## DATA SUPPLIED
※ ※ ※
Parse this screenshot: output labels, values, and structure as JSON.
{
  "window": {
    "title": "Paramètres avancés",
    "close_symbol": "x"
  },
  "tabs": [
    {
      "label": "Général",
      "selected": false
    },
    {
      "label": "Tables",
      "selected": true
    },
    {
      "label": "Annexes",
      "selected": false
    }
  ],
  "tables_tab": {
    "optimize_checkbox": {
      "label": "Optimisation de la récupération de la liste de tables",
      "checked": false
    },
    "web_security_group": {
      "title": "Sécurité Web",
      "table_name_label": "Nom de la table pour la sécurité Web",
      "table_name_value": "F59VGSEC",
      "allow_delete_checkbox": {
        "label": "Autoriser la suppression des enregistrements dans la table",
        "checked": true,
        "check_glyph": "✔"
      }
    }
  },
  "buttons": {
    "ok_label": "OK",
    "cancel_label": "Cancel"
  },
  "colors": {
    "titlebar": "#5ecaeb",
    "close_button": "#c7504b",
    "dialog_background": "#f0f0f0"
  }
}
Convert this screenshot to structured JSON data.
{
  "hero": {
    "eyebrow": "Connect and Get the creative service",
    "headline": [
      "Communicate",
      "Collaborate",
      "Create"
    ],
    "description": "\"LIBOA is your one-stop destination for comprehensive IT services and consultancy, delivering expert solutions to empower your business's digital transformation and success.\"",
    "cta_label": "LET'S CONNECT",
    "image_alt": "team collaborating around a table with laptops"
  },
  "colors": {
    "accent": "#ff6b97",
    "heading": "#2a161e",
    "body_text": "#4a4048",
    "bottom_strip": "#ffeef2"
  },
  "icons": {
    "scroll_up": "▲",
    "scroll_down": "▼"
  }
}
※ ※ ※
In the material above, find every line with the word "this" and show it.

Parse this screenshot: output labels, values, and structure as JSON.
Convert this screenshot to structured JSON data.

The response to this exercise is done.